By Daniel Flynn KINSHASA
(Reuters) – John Bofata was nine years old when his mother died and his uncles accused him of witchcraft. His father had abandoned him, leaving the Congolese boy to be raised by his grandmother. But Bofata’s uncles blamed the child for casting a spell on his parents and they started to beat him.
Now a cheerful 13-year-old, his face still darkens as he recalls the years he spent on Kinshasa’s vicious streets after he ran away. "It was hard on the streets. To eat, we would help women carry their bags for a little money," said Bofata, who now lives in a centre for abandoned children. "At night, we slept on sand or on the pavement in front of shops."
Aid organisations estimate that the number of abandoned children in Democratic Republic of Congo’s capital has roughly doubled over the last 10 years to around 40,000 — victims of warfare and economic decline in the central African country.
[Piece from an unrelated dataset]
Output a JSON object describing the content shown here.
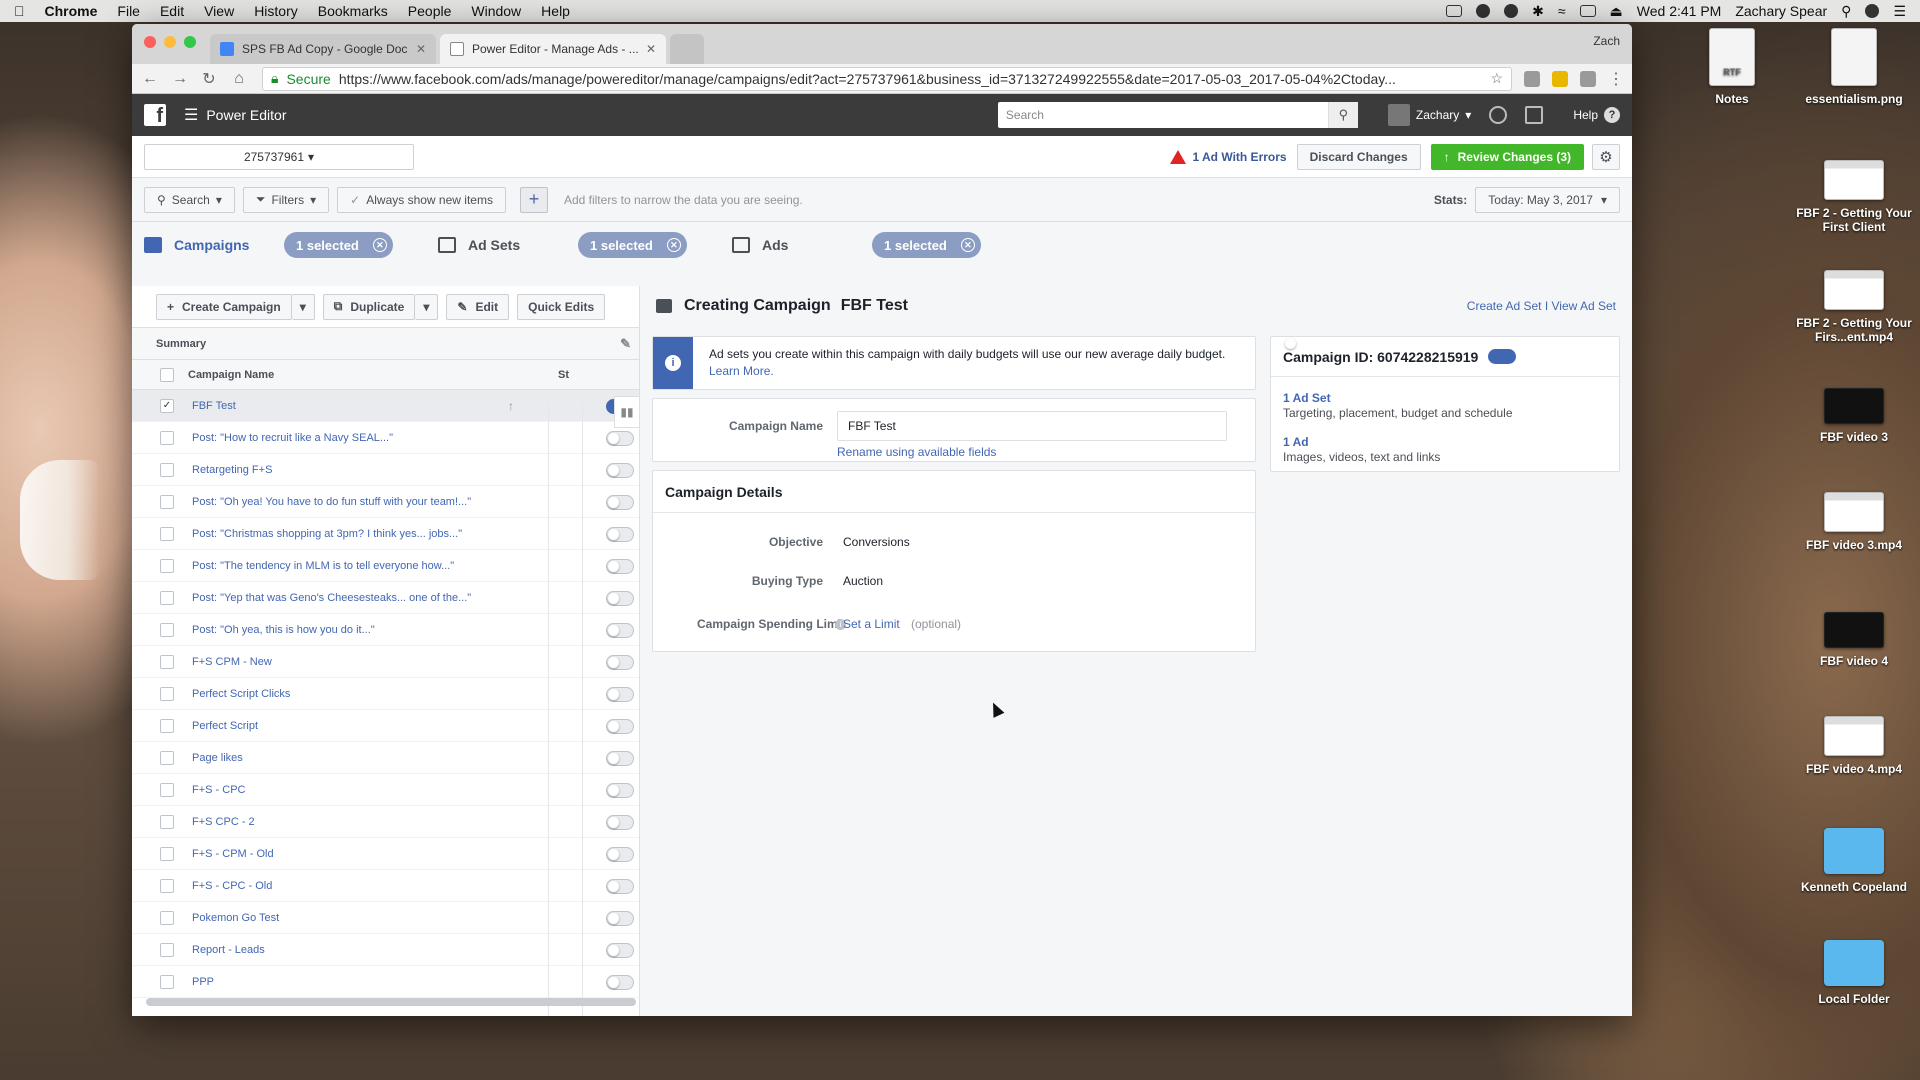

Up to 70 percent of them have been accused of sorcery, according to Human Rights Watch, often when the death or separation of their parents made it tough for their families to care for them. Rape of both boys and girls is commonplace.
Accusations of sorcery are not new in African society: often they were made against the vulnerable in villages, such as old people who no longer had any children to support them. The problem has become so acute that the former Belgian colony’s constitution, approved last year as part of a democratic transition after the 1998-2003 war, included a clause forbidding charges of witchcraft against children.
Bofata found a place at the Liboso Muana centre in Kinshasa’s squalid Masina slum, which provides food, shelter and education for 35 children and tries to reunite them with their families. "The situation is catastrophic. We have to turn children away because we do not have space. It just keeps getting worse," said the centre’s head Yves Kuyayila, who complains that funding is scarce and workers often have to dip into their own pockets.
MODERNITY FRAYS TIES
African society has traditionally prided itself on close-knit families, allowing children to be raised by relatives if their parents die or suffer misfortune. But a combination of economic hardship and migration to overcrowded cities has frayed such ties. In Masina, the muddy streets between corrugated iron-roofed shacks are packed with women hawking vegetables from woven baskets, rusting vehicles belching black smoke and shoeless waifs in dirty rags scurrying around in groups. After three decades of kleptocracy under dictator Mobutu Sese Seko, many Congolese hoped the first free elections in more than 40 years in July would usher in peace and prosperity. But with bitter rivals President Joseph Kabila and his Vice President Jean-Pierre Bemba competing in a presidential run-off this month, Kuyayila fears little will change for street kids. "There is nothing in the candidates’ programmes to tackle this … They have not made the vulnerable their priority. It is a serious disappointment," he said.
Rights groups have warned that some political parties may be recruiting street children to create chaos. Hundreds of youths clashed with police in Kinshasa in September after a mysterious fire gutted Bemba’s TV stations — provoking a roundup a few days later of hundreds of street children. They warn that police often physically abuse street children and periodically imprison them under colonial rules banning begging. "Congolese authorities should be assisting street children not throwing them in jail," Human Rights Watch’s Tony Tate said in a report, calling for an end to colonial-era laws.
A boom in religious sects has made matters worse. Hundreds of self-proclaimed prophets have sprung up in Kinshasa, many now offering deliverance ceremonies for children believed to be possessed by evil spirits, where young children are whipped or burned to coerce confessions. "Now when people lose their jobs, they join a prayer group and the pastor comes to them and says ‘I had a vision: the child is responsible’," said Jean Valea of Save The Children.
OFTEN CANNOT READJUST
At a church-run centre in the chaotic Kasavubu neighbourhood, Jean-Baptiste Njiaba has spent more than 20 years working with street children. "These kids can be very violent," he said, as boys wrestled in the concrete playground during a basketball game. "We try to reunite them with their families but often they cannot readapt. The longer they spend on the street the harder it is." Of 70 children reconciled with their families last year, 20 returned to the streets despite months of counselling. Often it is hardest with girls, who make up around a third of cases. "Of the girls on the street, all of them have suffered sexual abuse — either before they left home or by adults on the street or by other street children," said Charles Bivula, head of Save The Children’s protection project in Kinshasa. At the Liboso centre, teachers provide counselling as well as an education to the children, to help them recover from the ordeal and reintegrate themselves into a family. "We teach them to see the positive in what they learned on the street: they become responsible for themselves and they can be very creative," said Fabrice Kazadi, who runs the project.
John Bofata hopes one day his father will return for him but in the meantime he is studying hard. "I am going to be a big businessman. I am going to create businesses of the kind we have never had in Congo," he said. "I’m going to be a millionaire."